-- Records drawn from a dataset --
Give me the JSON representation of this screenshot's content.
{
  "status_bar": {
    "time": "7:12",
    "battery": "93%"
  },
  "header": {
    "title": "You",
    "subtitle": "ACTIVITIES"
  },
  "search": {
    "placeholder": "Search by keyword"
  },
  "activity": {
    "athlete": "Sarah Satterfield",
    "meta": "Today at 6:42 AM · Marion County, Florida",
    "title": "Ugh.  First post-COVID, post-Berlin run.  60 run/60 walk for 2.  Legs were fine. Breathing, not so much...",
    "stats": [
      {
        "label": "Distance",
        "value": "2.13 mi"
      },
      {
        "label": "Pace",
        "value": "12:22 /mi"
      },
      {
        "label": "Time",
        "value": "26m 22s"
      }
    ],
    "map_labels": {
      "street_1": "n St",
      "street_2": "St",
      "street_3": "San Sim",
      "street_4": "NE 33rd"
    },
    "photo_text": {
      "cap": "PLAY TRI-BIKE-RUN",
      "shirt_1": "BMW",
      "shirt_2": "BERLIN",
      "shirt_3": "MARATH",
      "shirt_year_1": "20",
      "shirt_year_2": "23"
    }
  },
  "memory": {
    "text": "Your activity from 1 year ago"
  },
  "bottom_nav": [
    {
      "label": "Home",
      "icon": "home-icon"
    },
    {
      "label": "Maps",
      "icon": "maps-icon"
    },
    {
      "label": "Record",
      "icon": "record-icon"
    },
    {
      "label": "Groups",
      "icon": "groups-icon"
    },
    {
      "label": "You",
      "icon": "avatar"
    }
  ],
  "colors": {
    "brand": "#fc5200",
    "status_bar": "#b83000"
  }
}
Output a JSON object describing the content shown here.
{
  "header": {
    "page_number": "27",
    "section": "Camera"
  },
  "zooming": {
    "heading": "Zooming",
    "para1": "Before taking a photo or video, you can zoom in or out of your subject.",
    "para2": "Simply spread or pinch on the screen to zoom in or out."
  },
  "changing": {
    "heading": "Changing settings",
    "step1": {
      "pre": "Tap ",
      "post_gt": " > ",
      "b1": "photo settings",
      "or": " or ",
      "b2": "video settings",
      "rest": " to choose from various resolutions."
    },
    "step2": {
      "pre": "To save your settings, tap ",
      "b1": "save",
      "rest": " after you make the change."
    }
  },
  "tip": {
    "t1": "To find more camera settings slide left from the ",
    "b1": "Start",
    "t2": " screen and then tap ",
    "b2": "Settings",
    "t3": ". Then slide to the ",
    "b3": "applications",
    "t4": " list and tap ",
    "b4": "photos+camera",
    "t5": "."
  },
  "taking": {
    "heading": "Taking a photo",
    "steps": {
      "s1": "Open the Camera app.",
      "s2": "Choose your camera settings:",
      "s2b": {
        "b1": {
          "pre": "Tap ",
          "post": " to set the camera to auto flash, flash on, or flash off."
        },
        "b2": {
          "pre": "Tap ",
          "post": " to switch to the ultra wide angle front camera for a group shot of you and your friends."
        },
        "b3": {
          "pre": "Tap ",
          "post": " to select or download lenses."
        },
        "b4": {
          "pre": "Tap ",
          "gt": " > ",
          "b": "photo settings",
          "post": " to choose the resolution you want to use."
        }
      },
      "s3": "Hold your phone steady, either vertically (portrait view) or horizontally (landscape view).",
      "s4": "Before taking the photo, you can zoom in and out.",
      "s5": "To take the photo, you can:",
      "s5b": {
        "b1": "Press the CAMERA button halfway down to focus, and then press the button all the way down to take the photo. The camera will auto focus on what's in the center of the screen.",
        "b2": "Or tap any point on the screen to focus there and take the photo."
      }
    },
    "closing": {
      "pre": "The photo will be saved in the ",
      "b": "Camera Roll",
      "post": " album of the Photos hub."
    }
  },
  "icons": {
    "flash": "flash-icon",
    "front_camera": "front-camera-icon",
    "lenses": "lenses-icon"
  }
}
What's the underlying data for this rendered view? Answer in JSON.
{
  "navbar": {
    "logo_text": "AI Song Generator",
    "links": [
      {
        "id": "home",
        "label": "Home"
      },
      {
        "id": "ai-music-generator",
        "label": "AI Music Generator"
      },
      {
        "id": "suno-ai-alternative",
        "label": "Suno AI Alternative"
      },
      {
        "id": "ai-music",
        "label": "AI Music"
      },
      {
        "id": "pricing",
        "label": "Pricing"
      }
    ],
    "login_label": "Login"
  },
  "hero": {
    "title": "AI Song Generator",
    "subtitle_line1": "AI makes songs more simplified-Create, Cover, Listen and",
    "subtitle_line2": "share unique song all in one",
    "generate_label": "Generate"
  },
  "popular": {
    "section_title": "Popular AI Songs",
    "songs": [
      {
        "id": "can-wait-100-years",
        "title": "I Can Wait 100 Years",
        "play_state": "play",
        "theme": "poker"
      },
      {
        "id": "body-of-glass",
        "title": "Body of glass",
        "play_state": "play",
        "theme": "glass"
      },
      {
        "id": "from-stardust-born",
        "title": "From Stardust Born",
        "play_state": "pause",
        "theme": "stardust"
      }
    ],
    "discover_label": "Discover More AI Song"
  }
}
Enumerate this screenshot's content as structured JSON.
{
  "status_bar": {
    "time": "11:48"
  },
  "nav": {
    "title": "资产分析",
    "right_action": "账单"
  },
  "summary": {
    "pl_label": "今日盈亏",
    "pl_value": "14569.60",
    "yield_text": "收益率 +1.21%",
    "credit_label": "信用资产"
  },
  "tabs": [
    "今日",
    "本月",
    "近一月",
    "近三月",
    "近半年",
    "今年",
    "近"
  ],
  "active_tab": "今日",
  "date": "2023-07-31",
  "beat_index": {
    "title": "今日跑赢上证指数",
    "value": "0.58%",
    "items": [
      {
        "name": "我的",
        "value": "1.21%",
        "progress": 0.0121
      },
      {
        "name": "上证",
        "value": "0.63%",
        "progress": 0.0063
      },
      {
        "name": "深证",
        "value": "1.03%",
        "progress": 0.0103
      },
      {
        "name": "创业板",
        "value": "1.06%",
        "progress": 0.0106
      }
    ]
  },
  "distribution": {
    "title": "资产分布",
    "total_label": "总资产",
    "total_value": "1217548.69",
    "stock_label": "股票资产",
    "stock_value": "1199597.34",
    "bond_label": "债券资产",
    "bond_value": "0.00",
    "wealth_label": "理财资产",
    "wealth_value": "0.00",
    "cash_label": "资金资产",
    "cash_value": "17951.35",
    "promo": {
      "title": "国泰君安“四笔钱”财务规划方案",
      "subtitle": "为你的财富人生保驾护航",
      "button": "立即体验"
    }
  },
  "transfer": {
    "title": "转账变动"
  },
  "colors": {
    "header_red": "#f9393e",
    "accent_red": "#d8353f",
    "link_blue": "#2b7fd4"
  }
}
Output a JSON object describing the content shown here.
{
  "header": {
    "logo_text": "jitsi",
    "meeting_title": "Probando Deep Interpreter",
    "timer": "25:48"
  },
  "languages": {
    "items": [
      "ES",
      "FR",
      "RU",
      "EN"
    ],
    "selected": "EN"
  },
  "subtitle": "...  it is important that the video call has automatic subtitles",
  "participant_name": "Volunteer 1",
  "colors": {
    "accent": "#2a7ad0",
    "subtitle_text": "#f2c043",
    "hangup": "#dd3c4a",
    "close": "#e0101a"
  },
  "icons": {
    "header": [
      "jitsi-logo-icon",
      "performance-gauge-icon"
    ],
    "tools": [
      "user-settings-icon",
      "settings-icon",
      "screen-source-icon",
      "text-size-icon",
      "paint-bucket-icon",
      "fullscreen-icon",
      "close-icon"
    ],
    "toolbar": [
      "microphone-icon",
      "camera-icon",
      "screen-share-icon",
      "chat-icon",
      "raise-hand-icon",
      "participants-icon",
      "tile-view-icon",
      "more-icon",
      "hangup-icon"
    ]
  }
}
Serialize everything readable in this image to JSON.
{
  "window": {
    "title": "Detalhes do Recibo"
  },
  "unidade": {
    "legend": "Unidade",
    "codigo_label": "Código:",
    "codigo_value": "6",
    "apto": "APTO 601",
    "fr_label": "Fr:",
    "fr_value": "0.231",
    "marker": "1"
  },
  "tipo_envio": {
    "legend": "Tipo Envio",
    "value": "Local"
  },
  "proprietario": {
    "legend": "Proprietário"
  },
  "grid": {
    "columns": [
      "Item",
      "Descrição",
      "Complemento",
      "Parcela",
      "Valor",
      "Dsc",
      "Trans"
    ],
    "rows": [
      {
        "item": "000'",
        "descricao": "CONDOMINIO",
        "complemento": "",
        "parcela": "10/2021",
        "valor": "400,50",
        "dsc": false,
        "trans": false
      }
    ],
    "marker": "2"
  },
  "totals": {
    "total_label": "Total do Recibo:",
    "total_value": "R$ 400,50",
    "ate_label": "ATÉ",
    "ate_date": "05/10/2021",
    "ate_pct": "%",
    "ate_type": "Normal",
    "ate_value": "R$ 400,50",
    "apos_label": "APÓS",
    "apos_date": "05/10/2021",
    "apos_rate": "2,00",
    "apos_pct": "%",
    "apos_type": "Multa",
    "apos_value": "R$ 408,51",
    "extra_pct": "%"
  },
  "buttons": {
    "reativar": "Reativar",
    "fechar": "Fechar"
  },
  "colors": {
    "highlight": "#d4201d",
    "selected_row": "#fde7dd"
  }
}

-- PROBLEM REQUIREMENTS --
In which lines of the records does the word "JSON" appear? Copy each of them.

-- RESPONSE AREA --
Give me the JSON representation of this screenshot's content.
Output a JSON object describing the content shown here.
What's the underlying data for this rendered view? Answer in JSON.
Enumerate this screenshot's content as structured JSON.
Output a JSON object describing the content shown here.
Serialize everything readable in this image to JSON.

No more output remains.